Don't lose sleep over letting your baby cry, says study
LEAVING your baby to cry does no harm, according to scientists.
Many parents instinctively rush to their baby's side when they hear it crying, but new research suggests they would be better off leaving it for a bit.
Using behavioural training to help babies fall asleep doesn't seem to harm them emotionally or developmentally years later, but it also doesn't benefit them long-term, according to an Australian study.
The study, which appeared in the journal 'Pediatrics', followed on a 2007 study by the same researchers that found babies and their parents benefited when the infants were taught to settle themselves to sleep.
But parents and doctors have expressed concern that the techniques could harm the children's emotional development, and that the techniques would have an impact on the children's relationship with their parents.
"We wanted to find out if the benefits were really long lasting and if there were any long-term effects," said lead author Anna Price, from The Royal Children's Hospital in Victoria, Australia.
Ms Price and her colleagues followed the same children and parents they had followed for the 2007 study.
In the original study, 326 children who had trouble sleeping were randomly assigned to different groups for their parents to try various sleep-encouraging techniques.
At the end of the study, researchers found the use of certain methods, such as "controlled comforting" and "camping out," improved the children's sleep problems and helped mothers with depression.
Controlled comforting is when a mother periodically responds to her child's cries, instead of the much-discussed "cry it out" approach. Camping out is when parents slowly ease out of a child's room.
For the new study, research-ers were able to follow up with 225 of the children from the original study. Of those, 122 had gone through the sleep training while the other 103 had not.
Overall, 9pc of the six-year-olds who went through training were having sleep problems compared with 7pc of those who did not go through training -- a difference so small that statistically, it could be due to chance.
The researchers also didn't find any differences when it came to the children's emotions, conduct or stress. And among parents, they didn't see a difference when it came to rates of depression, anxiety and stress.

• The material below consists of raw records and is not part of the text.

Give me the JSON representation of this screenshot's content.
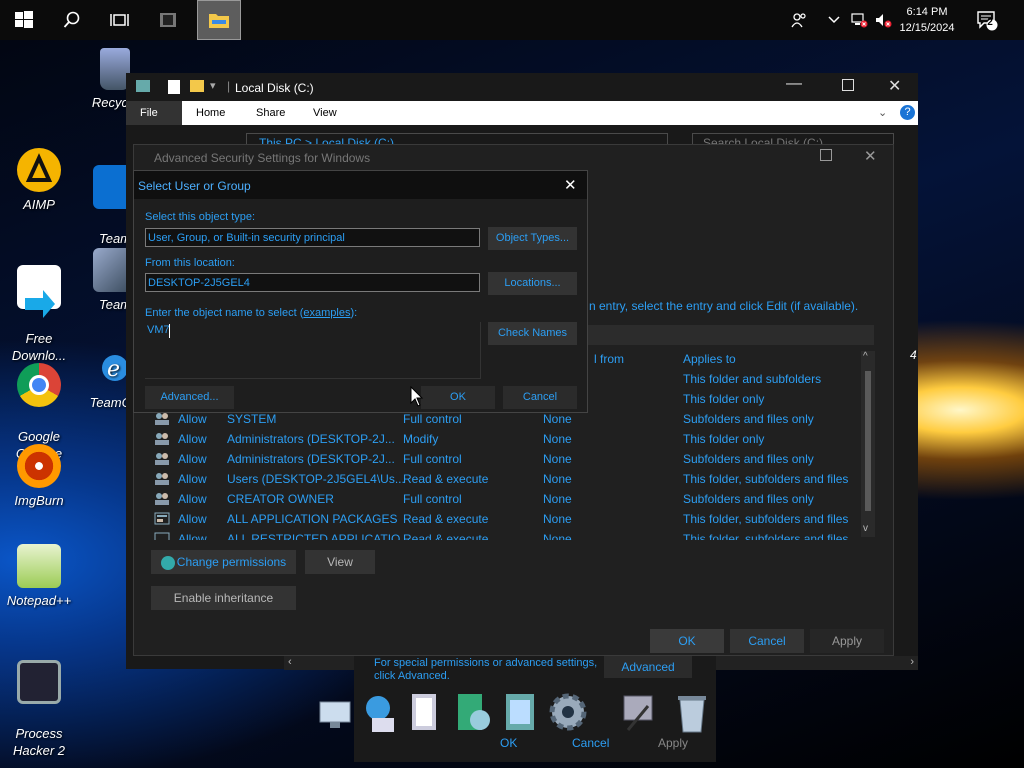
{
  "taskbar": {
    "clock_time": "6:14 PM",
    "clock_date": "12/15/2024",
    "notification_count": "2",
    "icons": [
      "windows-logo-icon",
      "search-icon",
      "task-view-icon",
      "app-icon",
      "file-explorer-icon"
    ]
  },
  "desktop_icons": [
    {
      "label": "Recycle",
      "name": "recycle-bin"
    },
    {
      "label": "AIMP",
      "name": "aimp"
    },
    {
      "label": "Team\nFaceb",
      "name": "team-facebook"
    },
    {
      "label": "Free\nDownlo...",
      "name": "free-download"
    },
    {
      "label": "Team",
      "name": "team"
    },
    {
      "label": "Google\nChrome",
      "name": "google-chrome"
    },
    {
      "label": "TeamOS",
      "name": "teamos"
    },
    {
      "label": "ImgBurn",
      "name": "imgburn"
    },
    {
      "label": "Notepad++",
      "name": "notepadpp"
    },
    {
      "label": "Process\nHacker 2",
      "name": "process-hacker"
    }
  ],
  "explorer": {
    "title": "Local Disk (C:)",
    "tabs": [
      "File",
      "Home",
      "Share",
      "View"
    ],
    "breadcrumb": "This PC > Local Disk (C:)",
    "search_placeholder": "Search Local Disk (C:)"
  },
  "advanced_security": {
    "title": "Advanced Security Settings for Windows",
    "hint": "n entry, select the entry and click Edit (if available).",
    "columns": {
      "inherited_from": "l from",
      "applies_to": "Applies to"
    },
    "entries": [
      {
        "type": "",
        "principal": "",
        "access": "",
        "inherited": "",
        "applies": "This folder and subfolders"
      },
      {
        "type": "",
        "principal": "",
        "access": "",
        "inherited": "",
        "applies": "This folder only"
      },
      {
        "type": "Allow",
        "principal": "SYSTEM",
        "access": "Full control",
        "inherited": "None",
        "applies": "Subfolders and files only"
      },
      {
        "type": "Allow",
        "principal": "Administrators (DESKTOP-2J...",
        "access": "Modify",
        "inherited": "None",
        "applies": "This folder only"
      },
      {
        "type": "Allow",
        "principal": "Administrators (DESKTOP-2J...",
        "access": "Full control",
        "inherited": "None",
        "applies": "Subfolders and files only"
      },
      {
        "type": "Allow",
        "principal": "Users (DESKTOP-2J5GEL4\\Us...",
        "access": "Read & execute",
        "inherited": "None",
        "applies": "This folder, subfolders and files"
      },
      {
        "type": "Allow",
        "principal": "CREATOR OWNER",
        "access": "Full control",
        "inherited": "None",
        "applies": "Subfolders and files only"
      },
      {
        "type": "Allow",
        "principal": "ALL APPLICATION PACKAGES",
        "access": "Read & execute",
        "inherited": "None",
        "applies": "This folder, subfolders and files"
      },
      {
        "type": "Allow",
        "principal": "ALL RESTRICTED APPLICATIO...",
        "access": "Read & execute",
        "inherited": "None",
        "applies": "This folder, subfolders and files"
      }
    ],
    "change_permissions": "Change permissions",
    "view": "View",
    "enable_inheritance": "Enable inheritance",
    "ok": "OK",
    "cancel": "Cancel",
    "apply": "Apply"
  },
  "select_user": {
    "title": "Select User or Group",
    "object_type_label": "Select this object type:",
    "object_type_value": "User, Group, or Built-in security principal",
    "object_types_button": "Object Types...",
    "location_label": "From this location:",
    "location_value": "DESKTOP-2J5GEL4",
    "locations_button": "Locations...",
    "name_label_prefix": "Enter the object name to select (",
    "name_label_link": "examples",
    "name_label_suffix": "):",
    "name_value": "VM7",
    "check_names_button": "Check Names",
    "advanced_button": "Advanced...",
    "ok_button": "OK",
    "cancel_button": "Cancel"
  },
  "bottom_panel": {
    "note": "For special permissions or advanced settings, click Advanced.",
    "advanced": "Advanced",
    "ok": "OK",
    "cancel": "Cancel",
    "apply": "Apply"
  },
  "side_fragment": "4"
}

Overall, there seemed to be no difference between the two groups in the degree of closeness between parent and child.